The ending is controversial to many, but in retrospect, there are myriad threads planted throughout that reinforce the idea that Bruce Wayne is looking to get out of the game as soon as he can. This isn’t a long term plan and he’s been planning to quit all along.
Very much. I mean everything in the trilogy comes back to the scene of the jet in "Batman Begins" between Bruce and Alfred. It's a short scene and it's simple, but it's got a couple of little nods to this idea. It flies by, but i it's crucial to the trilogy because not all Batman fans agree with this. This is my interpretation of the character.

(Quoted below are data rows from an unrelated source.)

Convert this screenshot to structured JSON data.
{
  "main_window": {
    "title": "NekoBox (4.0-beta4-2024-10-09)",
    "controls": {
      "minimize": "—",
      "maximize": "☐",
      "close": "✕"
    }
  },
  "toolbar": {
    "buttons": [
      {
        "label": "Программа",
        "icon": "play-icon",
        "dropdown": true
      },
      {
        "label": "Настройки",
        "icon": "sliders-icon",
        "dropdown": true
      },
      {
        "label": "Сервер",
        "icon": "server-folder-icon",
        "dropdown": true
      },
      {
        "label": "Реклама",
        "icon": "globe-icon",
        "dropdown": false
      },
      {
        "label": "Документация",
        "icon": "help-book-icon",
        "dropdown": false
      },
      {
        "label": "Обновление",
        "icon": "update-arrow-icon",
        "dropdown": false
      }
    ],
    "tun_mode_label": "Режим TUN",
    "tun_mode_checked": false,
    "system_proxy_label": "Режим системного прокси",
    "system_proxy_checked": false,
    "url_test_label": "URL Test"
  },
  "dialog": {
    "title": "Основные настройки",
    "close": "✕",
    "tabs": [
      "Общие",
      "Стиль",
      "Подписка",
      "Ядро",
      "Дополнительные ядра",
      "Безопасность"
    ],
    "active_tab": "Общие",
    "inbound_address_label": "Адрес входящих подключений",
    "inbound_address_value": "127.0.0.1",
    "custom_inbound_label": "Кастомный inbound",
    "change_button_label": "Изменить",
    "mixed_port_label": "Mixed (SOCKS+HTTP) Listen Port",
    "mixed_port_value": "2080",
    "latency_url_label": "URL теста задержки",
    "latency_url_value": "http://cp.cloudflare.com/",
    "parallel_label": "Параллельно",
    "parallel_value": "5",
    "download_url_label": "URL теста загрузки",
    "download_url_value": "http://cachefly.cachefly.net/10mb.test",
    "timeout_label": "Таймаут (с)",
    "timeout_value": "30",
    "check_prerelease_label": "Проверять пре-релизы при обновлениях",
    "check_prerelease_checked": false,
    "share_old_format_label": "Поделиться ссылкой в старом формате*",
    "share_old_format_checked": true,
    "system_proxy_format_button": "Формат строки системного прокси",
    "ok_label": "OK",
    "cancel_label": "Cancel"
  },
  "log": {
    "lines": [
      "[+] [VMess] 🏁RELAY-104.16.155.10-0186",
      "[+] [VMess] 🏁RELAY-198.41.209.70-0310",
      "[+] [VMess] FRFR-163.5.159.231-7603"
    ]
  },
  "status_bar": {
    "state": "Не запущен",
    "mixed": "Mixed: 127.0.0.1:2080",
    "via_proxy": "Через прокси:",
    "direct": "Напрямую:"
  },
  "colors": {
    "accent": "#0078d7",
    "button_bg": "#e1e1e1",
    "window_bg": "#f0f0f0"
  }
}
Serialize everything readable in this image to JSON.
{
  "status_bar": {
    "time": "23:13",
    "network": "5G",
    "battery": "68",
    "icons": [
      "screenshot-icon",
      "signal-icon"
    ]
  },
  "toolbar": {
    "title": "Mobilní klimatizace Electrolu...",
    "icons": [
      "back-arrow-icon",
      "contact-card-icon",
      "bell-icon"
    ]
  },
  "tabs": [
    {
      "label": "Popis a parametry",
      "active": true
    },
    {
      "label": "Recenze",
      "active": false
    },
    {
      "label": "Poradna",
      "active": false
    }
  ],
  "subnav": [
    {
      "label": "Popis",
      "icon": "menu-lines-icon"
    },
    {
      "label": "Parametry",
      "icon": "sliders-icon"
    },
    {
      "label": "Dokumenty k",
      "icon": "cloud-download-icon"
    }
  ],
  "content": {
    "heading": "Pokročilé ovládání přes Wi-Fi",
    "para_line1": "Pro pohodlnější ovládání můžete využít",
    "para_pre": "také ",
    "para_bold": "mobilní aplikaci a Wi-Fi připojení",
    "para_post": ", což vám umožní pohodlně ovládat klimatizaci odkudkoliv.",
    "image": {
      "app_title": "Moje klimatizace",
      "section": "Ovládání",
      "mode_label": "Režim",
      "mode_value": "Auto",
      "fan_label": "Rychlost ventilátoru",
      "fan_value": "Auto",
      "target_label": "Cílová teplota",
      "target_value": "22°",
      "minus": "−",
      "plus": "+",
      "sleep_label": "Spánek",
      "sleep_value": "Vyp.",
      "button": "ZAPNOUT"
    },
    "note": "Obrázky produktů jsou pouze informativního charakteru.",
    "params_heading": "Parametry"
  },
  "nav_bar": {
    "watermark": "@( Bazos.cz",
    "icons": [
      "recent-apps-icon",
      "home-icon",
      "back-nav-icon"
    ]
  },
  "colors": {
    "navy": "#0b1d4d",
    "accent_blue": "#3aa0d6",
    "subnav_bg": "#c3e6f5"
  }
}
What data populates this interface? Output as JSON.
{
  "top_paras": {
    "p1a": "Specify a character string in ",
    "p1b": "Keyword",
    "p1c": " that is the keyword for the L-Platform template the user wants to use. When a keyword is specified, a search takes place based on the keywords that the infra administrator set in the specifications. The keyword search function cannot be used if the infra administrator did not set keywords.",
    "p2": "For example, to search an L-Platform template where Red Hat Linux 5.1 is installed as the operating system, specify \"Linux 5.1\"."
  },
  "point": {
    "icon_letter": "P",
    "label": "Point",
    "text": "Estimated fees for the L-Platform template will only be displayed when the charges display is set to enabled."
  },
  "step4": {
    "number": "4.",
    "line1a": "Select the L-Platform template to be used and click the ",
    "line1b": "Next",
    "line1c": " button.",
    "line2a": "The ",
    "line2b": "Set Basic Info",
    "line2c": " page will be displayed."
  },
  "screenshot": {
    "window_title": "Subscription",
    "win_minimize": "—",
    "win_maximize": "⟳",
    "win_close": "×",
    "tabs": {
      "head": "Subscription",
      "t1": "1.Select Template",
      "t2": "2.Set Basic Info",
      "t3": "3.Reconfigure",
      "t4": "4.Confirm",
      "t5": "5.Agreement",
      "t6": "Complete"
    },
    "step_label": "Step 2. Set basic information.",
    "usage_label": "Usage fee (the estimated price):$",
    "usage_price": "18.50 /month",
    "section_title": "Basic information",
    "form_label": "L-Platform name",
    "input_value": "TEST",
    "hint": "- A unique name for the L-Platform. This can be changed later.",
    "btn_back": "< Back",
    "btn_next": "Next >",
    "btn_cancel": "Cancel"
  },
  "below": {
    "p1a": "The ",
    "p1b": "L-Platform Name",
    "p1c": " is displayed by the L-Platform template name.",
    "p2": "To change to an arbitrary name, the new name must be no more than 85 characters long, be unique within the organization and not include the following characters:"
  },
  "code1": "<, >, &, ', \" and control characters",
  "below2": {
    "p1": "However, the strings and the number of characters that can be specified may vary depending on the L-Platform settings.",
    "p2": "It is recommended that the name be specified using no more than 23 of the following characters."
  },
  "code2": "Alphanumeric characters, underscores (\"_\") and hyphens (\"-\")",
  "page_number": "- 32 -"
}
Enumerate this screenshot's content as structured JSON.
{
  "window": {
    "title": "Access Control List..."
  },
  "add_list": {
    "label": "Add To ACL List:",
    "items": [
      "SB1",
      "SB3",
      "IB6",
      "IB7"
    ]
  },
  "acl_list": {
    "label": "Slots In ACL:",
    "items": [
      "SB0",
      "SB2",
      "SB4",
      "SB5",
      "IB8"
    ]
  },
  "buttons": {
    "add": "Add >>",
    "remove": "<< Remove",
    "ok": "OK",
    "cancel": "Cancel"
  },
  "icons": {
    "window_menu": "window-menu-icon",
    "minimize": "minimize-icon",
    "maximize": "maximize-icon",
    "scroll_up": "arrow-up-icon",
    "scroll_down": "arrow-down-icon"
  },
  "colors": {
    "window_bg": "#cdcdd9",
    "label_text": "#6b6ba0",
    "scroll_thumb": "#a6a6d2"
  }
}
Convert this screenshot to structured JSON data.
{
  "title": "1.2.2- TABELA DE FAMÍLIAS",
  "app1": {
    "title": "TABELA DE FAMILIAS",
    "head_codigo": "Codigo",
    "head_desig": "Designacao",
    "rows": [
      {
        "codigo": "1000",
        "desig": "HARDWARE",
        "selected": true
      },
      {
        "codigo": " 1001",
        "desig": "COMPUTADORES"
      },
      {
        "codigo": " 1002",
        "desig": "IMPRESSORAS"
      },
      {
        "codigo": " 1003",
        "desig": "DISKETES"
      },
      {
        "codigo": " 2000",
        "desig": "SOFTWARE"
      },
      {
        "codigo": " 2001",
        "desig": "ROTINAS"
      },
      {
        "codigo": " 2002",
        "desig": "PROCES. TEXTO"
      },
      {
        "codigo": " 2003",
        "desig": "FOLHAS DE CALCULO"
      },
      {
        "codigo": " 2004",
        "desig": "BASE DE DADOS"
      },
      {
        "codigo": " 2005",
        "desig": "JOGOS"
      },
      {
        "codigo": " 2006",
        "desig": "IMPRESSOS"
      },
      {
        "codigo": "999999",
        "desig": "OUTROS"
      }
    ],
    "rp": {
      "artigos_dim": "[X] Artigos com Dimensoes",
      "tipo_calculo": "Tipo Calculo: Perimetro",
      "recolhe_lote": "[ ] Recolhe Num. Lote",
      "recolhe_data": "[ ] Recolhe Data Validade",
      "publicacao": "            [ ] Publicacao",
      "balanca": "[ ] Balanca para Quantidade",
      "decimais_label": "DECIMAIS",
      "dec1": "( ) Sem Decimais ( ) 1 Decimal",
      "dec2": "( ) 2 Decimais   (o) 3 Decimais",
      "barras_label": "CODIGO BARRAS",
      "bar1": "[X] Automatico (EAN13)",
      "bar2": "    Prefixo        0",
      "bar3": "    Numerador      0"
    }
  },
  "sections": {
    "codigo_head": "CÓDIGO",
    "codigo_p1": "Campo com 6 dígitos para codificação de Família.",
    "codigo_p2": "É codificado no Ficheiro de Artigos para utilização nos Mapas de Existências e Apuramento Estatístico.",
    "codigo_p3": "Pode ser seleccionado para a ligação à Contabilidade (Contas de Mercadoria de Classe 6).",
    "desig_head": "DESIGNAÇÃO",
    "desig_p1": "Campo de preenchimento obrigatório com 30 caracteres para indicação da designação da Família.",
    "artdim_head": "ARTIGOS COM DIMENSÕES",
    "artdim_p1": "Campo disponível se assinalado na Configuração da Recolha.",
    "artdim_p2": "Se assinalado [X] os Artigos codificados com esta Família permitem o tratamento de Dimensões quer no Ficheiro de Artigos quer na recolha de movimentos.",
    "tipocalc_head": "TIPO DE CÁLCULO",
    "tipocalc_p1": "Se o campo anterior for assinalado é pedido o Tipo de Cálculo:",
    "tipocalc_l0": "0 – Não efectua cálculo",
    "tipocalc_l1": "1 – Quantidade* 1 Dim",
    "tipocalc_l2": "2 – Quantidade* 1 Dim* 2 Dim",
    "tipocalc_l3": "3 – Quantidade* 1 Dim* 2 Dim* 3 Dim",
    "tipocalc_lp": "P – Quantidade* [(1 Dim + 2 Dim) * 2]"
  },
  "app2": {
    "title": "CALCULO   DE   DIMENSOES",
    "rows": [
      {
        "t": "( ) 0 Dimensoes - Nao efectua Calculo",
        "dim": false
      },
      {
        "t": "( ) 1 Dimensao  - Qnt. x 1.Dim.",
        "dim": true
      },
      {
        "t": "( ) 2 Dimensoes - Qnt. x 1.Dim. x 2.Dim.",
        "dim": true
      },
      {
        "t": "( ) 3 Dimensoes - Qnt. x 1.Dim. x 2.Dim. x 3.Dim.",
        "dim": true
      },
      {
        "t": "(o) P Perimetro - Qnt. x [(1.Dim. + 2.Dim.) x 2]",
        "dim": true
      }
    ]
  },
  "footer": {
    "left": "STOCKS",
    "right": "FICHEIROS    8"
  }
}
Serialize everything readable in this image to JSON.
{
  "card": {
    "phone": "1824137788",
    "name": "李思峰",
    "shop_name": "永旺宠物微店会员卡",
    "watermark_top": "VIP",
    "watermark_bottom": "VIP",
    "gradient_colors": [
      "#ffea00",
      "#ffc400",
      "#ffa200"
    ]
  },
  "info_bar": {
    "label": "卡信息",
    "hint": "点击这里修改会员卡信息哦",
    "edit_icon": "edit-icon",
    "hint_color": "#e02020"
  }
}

This is David [Goyer] and my take on it, and Christian [Bale] as well having his input. We said, “Okay, when you look at how you make the incredible extraordinary actions of an individual, who's going to reinvent themselves in a theatrical persona in order to right the wrongs of the world and exorcise demons”....
The only way to me that made sense was in a more realistic tone, and taking on the idea of symbolism. The take on the idea that [Bruce Wayne] would see himself as a symbol who would motivate the good of Gotham to actually start working on their own, so he would be a catalyst for change, and tip the scales. And that's always going to be a temporary process. To me it only made sense if you were looking at going okay, “I’m going to do this until the point where it's not needed. So we followed it through very much into “The Dark Knight.”
Oh yeah, a big reason the three films are one big film. I'm just being honest with people when I say we never intended to make a trilogy. What I'm being honest about is we never sat down and wrote a trilogy. Because I feel that to do it that way, you would be limiting the possibilities. What I wanted to do was live the trilogy with the characters, grow them, and take the time to develop the thing over years from the inside. I talk about his writing from the inside -- we're changing and growing with the characters and the world is changing with the characters. We're trying to reflect that in the storytelling but always knowing that in loose terms, this is Bruce Wayne’s story. It has a beginning, it has a middle and it has an end. And we essentially knew what that was upfront.
As much as it’s Bruce Wayne’s story, it seems to be the story of a city, almost the battle for the soul of Gotham.
Yes, it is. I think that was very relevant when we first looked at what constitutes Batman. What is the character of Batman? In looking at the comics and the history of the comics, really Gotham, his relationship with the city is a very defining feature of why Batman exists and who he is. In terms of the canvas of the film, we went outside Gotham. We did that in order to suggest the idea to the audience that Gotham is not a village. That you're subtracting, as sometimes in the TV show or the Tim Burton movies, there was this slightly claustrophobic nature of the world.